The first thing we noticed when we arrived in the beautiful town of Heidelberg was the enormous castle, or Schloss. It’s set against the forest on the Koenigstuhl hill and towers over the Neckar River and the Altstadt, or Old Town. We were spending a few days in Heidelberg at the end of the school summer holidays and our castle visit took up most of our first day there. I was going to write a post about our visit to Heidelberg and include the Schloss, but decided it deserved its own entry. The rest of Heidelberg can come later; there is so much to see in this lovely town.
We bought Bergbahn (funicular railway) tickets to take us up from the Kornmarkt to the top of the Koenigstuhl for lovely views of the Neckar valley and wooded walks.
The price of 7 euros for adults and 4 euros for children included entrance to the castle on the way up or down. The Bergbahn is 100 years old and it was funny to think that all those years ago people were sitting on the same glossy wooden seats. One thing we didn’t realize was that there are parts of the castle not covered by these tickets; to see all parts of this vast palace you need to pay a bit extra (5 euros for adults, 2.50 euros for kids) when you get there and go on one of the hourly guided tours. Anyway, we found that there was enough to keep us busy on the tickets we had bought.
First of all, a bit of history. The Schloss started off as a defensive castle (called a “Burg” in German) for the local rulers and was first mentioned in 1225. The buildings were initially built of wood and then gradually replaced with stone structures. By the end of the 14th century a simple defensive fortress was no longer considered grand enough for these rulers. So under the local sovereign Ruprecht 1, founder of the University of Heidelberg, it was expanded into the kind of residence which he thought would reflect his rank.

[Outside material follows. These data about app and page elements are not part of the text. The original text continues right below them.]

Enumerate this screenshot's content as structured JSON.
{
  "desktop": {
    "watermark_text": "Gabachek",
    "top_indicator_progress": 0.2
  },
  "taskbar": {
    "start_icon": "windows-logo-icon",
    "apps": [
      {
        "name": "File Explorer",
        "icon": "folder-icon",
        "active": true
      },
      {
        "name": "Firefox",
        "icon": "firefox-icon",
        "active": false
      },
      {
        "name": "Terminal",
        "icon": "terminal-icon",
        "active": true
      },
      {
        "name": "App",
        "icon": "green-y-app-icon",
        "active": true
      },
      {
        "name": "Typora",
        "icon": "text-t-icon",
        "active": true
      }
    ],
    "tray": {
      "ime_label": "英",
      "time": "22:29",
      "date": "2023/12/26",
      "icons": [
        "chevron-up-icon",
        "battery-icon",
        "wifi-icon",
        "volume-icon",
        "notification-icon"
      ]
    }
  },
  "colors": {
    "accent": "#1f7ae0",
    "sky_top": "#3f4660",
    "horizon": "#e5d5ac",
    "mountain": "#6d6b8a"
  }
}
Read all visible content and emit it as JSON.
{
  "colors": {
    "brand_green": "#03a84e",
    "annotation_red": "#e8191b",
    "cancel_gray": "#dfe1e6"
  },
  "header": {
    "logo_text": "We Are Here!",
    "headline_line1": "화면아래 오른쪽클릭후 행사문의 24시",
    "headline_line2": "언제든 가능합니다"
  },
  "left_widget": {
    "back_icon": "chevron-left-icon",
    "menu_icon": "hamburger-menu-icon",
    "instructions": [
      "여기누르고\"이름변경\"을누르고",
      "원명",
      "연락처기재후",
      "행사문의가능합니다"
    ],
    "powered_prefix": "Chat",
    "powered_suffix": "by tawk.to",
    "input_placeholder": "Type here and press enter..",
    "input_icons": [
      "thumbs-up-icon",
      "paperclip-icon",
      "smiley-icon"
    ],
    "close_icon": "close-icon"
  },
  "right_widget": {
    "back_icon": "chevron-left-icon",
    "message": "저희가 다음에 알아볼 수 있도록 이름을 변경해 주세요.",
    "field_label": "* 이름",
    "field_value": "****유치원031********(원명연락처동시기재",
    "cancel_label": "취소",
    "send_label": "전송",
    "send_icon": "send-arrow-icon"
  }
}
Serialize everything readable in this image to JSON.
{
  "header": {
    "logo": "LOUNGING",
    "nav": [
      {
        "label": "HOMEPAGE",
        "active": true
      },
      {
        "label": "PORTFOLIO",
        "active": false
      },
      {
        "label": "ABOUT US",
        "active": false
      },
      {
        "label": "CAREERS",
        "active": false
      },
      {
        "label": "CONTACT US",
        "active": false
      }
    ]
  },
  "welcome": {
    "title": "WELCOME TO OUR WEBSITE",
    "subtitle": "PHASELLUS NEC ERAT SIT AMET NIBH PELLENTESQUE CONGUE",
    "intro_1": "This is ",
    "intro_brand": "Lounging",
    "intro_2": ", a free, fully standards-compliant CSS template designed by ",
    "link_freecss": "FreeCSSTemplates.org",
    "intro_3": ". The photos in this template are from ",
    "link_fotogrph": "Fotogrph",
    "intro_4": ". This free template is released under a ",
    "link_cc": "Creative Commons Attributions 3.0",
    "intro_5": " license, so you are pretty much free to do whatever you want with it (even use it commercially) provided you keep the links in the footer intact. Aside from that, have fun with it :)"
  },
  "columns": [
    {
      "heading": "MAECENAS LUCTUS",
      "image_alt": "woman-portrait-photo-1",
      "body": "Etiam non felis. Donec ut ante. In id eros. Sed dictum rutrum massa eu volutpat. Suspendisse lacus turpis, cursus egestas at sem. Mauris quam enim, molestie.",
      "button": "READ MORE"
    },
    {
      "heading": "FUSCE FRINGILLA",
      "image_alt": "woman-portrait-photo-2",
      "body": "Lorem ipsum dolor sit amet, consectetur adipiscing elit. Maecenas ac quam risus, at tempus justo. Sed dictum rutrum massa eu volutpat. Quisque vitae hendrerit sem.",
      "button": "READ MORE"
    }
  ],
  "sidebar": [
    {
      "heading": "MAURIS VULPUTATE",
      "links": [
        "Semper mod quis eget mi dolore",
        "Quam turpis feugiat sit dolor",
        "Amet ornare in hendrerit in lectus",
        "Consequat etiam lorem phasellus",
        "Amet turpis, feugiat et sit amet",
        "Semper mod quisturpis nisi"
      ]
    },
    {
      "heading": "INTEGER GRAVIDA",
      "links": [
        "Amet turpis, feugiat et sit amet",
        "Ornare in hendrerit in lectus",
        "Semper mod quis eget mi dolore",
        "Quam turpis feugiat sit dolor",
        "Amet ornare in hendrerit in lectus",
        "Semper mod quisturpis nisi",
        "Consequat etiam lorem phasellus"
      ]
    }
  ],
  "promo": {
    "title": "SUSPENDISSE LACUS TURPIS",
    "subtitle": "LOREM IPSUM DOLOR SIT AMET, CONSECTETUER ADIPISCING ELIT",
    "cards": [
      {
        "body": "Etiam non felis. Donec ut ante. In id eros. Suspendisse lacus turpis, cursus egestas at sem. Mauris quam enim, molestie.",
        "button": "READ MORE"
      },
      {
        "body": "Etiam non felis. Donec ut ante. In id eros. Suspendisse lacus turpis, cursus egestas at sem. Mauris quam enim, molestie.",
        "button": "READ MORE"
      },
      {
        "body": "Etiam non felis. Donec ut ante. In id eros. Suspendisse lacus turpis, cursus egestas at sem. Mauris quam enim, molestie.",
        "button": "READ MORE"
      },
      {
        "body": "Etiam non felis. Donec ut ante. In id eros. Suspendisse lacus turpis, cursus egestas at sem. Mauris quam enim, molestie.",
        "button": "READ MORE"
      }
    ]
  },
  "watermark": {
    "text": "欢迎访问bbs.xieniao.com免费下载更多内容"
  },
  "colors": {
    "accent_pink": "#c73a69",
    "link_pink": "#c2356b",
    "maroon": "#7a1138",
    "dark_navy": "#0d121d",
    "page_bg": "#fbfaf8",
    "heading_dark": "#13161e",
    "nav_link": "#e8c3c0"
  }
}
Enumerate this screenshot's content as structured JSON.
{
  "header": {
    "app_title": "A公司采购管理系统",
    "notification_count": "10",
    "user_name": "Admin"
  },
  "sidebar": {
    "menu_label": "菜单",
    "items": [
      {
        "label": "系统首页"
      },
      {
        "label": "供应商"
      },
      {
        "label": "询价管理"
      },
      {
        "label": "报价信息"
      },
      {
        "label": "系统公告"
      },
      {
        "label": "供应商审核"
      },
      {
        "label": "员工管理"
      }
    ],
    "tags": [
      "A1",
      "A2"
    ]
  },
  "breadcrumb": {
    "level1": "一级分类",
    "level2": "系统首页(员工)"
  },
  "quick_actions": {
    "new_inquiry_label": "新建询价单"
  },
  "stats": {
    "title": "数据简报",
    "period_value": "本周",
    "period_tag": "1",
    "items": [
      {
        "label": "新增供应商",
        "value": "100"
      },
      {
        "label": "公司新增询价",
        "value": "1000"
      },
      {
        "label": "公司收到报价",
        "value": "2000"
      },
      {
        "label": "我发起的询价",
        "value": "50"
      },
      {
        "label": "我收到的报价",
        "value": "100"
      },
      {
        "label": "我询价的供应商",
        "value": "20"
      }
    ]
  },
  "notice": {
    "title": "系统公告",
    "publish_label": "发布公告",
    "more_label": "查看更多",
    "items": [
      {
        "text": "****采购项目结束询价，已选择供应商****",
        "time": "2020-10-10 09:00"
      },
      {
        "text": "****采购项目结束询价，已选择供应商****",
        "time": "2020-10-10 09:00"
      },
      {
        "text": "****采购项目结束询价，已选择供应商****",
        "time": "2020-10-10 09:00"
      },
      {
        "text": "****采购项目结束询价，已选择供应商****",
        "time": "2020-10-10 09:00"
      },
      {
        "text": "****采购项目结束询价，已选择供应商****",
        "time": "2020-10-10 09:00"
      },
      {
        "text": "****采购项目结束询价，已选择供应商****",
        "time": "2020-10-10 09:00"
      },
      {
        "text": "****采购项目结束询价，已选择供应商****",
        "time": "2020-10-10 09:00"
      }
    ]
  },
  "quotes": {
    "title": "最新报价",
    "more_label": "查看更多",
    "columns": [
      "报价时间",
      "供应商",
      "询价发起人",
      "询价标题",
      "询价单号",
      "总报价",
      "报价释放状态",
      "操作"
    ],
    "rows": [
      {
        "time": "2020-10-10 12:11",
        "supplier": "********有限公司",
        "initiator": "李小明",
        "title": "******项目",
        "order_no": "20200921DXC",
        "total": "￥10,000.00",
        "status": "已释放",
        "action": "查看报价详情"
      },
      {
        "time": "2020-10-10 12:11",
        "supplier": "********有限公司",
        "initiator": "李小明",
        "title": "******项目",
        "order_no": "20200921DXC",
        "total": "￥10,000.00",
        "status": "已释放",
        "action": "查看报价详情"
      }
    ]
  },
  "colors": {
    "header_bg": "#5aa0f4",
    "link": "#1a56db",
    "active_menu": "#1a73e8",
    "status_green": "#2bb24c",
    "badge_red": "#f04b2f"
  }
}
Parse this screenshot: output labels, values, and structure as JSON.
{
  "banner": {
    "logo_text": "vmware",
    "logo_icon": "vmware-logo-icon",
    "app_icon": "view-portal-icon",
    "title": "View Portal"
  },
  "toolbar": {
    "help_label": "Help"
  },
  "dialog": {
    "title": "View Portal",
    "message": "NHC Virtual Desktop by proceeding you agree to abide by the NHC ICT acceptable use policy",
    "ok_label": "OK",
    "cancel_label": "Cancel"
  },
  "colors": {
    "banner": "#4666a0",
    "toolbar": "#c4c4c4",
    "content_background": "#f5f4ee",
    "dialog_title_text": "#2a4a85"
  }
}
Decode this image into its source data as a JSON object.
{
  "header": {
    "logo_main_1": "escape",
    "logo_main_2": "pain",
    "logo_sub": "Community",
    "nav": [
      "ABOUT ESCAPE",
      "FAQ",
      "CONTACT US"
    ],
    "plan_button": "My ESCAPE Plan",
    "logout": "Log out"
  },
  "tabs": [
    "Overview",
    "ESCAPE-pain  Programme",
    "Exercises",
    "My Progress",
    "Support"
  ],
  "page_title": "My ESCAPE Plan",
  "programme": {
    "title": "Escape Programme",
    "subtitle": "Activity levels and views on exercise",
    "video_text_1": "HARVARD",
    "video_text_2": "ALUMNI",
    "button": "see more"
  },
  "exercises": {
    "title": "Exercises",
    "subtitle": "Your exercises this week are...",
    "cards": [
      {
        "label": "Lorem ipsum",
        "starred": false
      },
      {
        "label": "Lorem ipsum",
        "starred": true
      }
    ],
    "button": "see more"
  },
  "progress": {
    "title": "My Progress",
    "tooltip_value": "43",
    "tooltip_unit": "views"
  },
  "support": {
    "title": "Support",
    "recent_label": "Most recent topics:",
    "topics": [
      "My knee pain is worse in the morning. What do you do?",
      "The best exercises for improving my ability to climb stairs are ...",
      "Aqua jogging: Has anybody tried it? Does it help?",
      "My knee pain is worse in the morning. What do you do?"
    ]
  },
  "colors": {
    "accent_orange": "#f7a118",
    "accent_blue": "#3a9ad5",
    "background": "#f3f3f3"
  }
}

By the beginning of the 17th century the Schloss had become one of the most famous building complexes in the Holy Roman Empire. You can see the mixture of renaissance styles in the grand facades around the central courtyard. Here’s one of them, the Ottheinrichbau.
In the late 17th century the castle was repeatedly attacked and heavily damaged by the French, and afterwards some attempts were made to repair it. Then in 1764 it caught fire after two lightning strikes and was left in ruins. For some time after that the locals helped themselves to stones from the ruins to build houses in the town.
With the rise of the Romantic Movement in the 19th Century Heidelberg Castle became a national monument. It was seen as a monument to German history and attracted many romantic poets and artists (including William Turner) who loved the combination of ruins and nature, and the brooding atmosphere. Since 1893 there has been some restoration but the Schloss is still regarded as a ruin, attracting around one million visitors a year from all over the world.
We were amazed by the size of the Schloss. Lots of families were visiting when we were there and kids love castles! My favourite outdoor spots were the huge terraces, because of their size and beautiful views over the city, Alte Bruecke or Old Bridge, and Neckar River.
We thought the best one was the “Scheffel” Terrace named after one of the 19th Century romantic poets. I should mention that major renovations are taking place in the castle’s extensive gardens and so parts of the terraces are barricaded off at the moment.
As for the castle itself, I loved the Fasskeller, or Barrel Cellar. The first thing you see when you go in there is people sampling local wines and eating pieces of cake. It was a bit early for the wine so we opted for other drinks but didn’t miss out the cake. Himbeerkuchen mit Schlagsahne – fresh raspberry cake with whipped cream – gave us enough energy for another couple of hours’ exploring. Cake is one thing we always include on trips to Germany, wherever we go. And it turns up in the most unexpected places.
I’d heard about the enormous wine barrel in this room. It was constructed in 1750 and held 200,000 litres of wine, which used to be pumped via a pipe into the adjacent banqueting hall. We spotted a huge barrel and excitedly took a photo of our daughter in front of it to give an idea of the size.
But wait! I’d read that you could climb up some steps at the side of the barrel and walk on the platform on top of it, which was designed to be used as a dance floor. Where were they? No steps or platform were to be seen, and it was then that we noticed the real great barrel. It was much bigger than the one we’d thought was huge. It’s the largest wine barrel in the world, made from 130 oak trees and 7 metres wide. We climbed up the wooden staircase to the side of the barrel and walked about on the top of it, where the privileged guests at the castle banquets used to dance.
I forgot to mention that your approach to the barrel will be watched over by the painted wooden statue of a court jester called Clemens Perkeo, who according to legend could empty the entire great barrel in one gulp.